Each record below must be returned exactly, with no line left out.

Records shown:
☆ ☆ ☆ ☆ ☆
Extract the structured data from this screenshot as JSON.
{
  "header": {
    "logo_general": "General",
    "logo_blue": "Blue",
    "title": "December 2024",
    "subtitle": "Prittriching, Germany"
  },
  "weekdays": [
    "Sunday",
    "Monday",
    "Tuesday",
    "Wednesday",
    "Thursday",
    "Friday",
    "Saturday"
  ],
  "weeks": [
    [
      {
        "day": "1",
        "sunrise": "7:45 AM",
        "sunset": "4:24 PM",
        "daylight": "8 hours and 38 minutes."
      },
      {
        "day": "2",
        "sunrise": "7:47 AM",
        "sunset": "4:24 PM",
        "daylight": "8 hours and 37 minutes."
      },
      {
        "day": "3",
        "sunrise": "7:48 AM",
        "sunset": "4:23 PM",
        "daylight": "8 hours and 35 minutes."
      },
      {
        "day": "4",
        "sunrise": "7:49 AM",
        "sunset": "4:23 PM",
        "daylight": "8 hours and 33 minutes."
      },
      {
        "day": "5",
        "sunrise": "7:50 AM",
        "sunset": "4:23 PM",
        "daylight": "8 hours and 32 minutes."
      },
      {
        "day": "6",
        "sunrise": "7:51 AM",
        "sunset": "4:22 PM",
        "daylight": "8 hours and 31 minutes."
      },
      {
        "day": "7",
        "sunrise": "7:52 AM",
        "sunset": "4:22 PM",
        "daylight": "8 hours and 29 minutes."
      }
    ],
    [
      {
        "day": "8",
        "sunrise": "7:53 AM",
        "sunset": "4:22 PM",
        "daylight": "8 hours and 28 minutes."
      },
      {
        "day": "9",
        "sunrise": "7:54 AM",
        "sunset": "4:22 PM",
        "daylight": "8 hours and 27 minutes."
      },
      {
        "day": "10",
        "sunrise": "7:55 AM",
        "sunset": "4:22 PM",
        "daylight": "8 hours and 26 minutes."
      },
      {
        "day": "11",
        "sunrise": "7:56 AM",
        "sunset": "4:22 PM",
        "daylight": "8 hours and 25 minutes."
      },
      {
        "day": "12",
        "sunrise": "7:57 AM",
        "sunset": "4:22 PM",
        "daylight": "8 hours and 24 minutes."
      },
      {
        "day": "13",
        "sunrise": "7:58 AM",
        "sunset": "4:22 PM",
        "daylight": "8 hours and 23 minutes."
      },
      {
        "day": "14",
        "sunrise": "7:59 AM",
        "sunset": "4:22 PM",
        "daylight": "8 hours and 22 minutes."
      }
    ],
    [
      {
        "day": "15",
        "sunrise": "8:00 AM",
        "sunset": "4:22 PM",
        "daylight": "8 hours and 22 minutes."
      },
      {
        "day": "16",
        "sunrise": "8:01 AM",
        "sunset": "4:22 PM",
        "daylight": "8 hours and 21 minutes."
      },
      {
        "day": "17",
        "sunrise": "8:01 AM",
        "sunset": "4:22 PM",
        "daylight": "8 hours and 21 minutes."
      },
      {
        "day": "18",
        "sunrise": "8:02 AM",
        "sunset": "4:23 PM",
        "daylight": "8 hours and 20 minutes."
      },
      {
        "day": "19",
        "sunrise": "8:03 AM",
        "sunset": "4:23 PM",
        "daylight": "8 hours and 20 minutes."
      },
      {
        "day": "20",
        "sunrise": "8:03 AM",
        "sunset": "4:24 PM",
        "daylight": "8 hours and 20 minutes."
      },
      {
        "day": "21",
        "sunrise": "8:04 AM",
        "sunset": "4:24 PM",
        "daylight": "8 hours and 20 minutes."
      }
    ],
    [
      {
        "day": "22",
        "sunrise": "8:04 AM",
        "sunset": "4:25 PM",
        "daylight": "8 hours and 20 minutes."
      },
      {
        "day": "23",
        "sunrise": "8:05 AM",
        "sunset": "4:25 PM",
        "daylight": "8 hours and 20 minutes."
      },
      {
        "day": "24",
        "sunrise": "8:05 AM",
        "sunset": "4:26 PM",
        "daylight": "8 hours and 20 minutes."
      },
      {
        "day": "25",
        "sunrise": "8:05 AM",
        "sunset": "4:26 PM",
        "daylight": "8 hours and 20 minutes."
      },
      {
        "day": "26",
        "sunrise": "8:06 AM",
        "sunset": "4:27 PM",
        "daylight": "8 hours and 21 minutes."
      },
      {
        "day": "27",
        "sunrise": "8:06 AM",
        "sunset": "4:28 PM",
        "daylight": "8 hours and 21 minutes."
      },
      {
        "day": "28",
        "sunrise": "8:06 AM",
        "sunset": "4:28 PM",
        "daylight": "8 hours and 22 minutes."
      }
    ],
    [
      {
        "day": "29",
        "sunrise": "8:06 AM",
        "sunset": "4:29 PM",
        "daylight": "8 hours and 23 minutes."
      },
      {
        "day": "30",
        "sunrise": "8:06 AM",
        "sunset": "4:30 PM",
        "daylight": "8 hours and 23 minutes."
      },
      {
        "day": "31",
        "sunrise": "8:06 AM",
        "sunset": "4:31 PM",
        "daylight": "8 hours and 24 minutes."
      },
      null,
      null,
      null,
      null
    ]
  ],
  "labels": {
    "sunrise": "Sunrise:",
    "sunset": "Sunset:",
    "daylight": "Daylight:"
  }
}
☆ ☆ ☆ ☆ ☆
Task answer:
Extract the structured data from this screenshot as JSON.
{
  "header": {
    "logo_general": "General",
    "logo_blue": "Blue",
    "title": "December 2024",
    "subtitle": "Prittriching, Germany"
  },
  "weekdays": [
    "Sunday",
    "Monday",
    "Tuesday",
    "Wednesday",
    "Thursday",
    "Friday",
    "Saturday"
  ],
  "weeks": [
    [
      {
        "day": "1",
        "sunrise": "7:45 AM",
        "sunset": "4:24 PM",
        "daylight": "8 hours and 38 minutes."
      },
      {
        "day": "2",
        "sunrise": "7:47 AM",
        "sunset": "4:24 PM",
        "daylight": "8 hours and 37 minutes."
      },
      {
        "day": "3",
        "sunrise": "7:48 AM",
        "sunset": "4:23 PM",
        "daylight": "8 hours and 35 minutes."
      },
      {
        "day": "4",
        "sunrise": "7:49 AM",
        "sunset": "4:23 PM",
        "daylight": "8 hours and 33 minutes."
      },
      {
        "day": "5",
        "sunrise": "7:50 AM",
        "sunset": "4:23 PM",
        "daylight": "8 hours and 32 minutes."
      },
      {
        "day": "6",
        "sunrise": "7:51 AM",
        "sunset": "4:22 PM",
        "daylight": "8 hours and 31 minutes."
      },
      {
        "day": "7",
        "sunrise": "7:52 AM",
        "sunset": "4:22 PM",
        "daylight": "8 hours and 29 minutes."
      }
    ],
    [
      {
        "day": "8",
        "sunrise": "7:53 AM",
        "sunset": "4:22 PM",
        "daylight": "8 hours and 28 minutes."
      },
      {
        "day": "9",
        "sunrise": "7:54 AM",
        "sunset": "4:22 PM",
        "daylight": "8 hours and 27 minutes."
      },
      {
        "day": "10",
        "sunrise": "7:55 AM",
        "sunset": "4:22 PM",
        "daylight": "8 hours and 26 minutes."
      },
      {
        "day": "11",
        "sunrise": "7:56 AM",
        "sunset": "4:22 PM",
        "daylight": "8 hours and 25 minutes."
      },
      {
        "day": "12",
        "sunrise": "7:57 AM",
        "sunset": "4:22 PM",
        "daylight": "8 hours and 24 minutes."
      },
      {
        "day": "13",
        "sunrise": "7:58 AM",
        "sunset": "4:22 PM",
        "daylight": "8 hours and 23 minutes."
      },
      {
        "day": "14",
        "sunrise": "7:59 AM",
        "sunset": "4:22 PM",
        "daylight": "8 hours and 22 minutes."
      }
    ],
    [
      {
        "day": "15",
        "sunrise": "8:00 AM",
        "sunset": "4:22 PM",
        "daylight": "8 hours and 22 minutes."
      },
      {
        "day": "16",
        "sunrise": "8:01 AM",
        "sunset": "4:22 PM",
        "daylight": "8 hours and 21 minutes."
      },
      {
        "day": "17",
        "sunrise": "8:01 AM",
        "sunset": "4:22 PM",
        "daylight": "8 hours and 21 minutes."
      },
      {
        "day": "18",
        "sunrise": "8:02 AM",
        "sunset": "4:23 PM",
        "daylight": "8 hours and 20 minutes."
      },
      {
        "day": "19",
        "sunrise": "8:03 AM",
        "sunset": "4:23 PM",
        "daylight": "8 hours and 20 minutes."
      },
      {
        "day": "20",
        "sunrise": "8:03 AM",
        "sunset": "4:24 PM",
        "daylight": "8 hours and 20 minutes."
      },
      {
        "day": "21",
        "sunrise": "8:04 AM",
        "sunset": "4:24 PM",
        "daylight": "8 hours and 20 minutes."
      }
    ],
    [
      {
        "day": "22",
        "sunrise": "8:04 AM",
        "sunset": "4:25 PM",
        "daylight": "8 hours and 20 minutes."
      },
      {
        "day": "23",
        "sunrise": "8:05 AM",
        "sunset": "4:25 PM",
        "daylight": "8 hours and 20 minutes."
      },
      {
        "day": "24",
        "sunrise": "8:05 AM",
        "sunset": "4:26 PM",
        "daylight": "8 hours and 20 minutes."
      },
      {
        "day": "25",
        "sunrise": "8:05 AM",
        "sunset": "4:26 PM",
        "daylight": "8 hours and 20 minutes."
      },
      {
        "day": "26",
        "sunrise": "8:06 AM",
        "sunset": "4:27 PM",
        "daylight": "8 hours and 21 minutes."
      },
      {
        "day": "27",
        "sunrise": "8:06 AM",
        "sunset": "4:28 PM",
        "daylight": "8 hours and 21 minutes."
      },
      {
        "day": "28",
        "sunrise": "8:06 AM",
        "sunset": "4:28 PM",
        "daylight": "8 hours and 22 minutes."
      }
    ],
    [
      {
        "day": "29",
        "sunrise": "8:06 AM",
        "sunset": "4:29 PM",
        "daylight": "8 hours and 23 minutes."
      },
      {
        "day": "30",
        "sunrise": "8:06 AM",
        "sunset": "4:30 PM",
        "daylight": "8 hours and 23 minutes."
      },
      {
        "day": "31",
        "sunrise": "8:06 AM",
        "sunset": "4:31 PM",
        "daylight": "8 hours and 24 minutes."
      },
      null,
      null,
      null,
      null
    ]
  ],
  "labels": {
    "sunrise": "Sunrise:",
    "sunset": "Sunset:",
    "daylight": "Daylight:"
  }
}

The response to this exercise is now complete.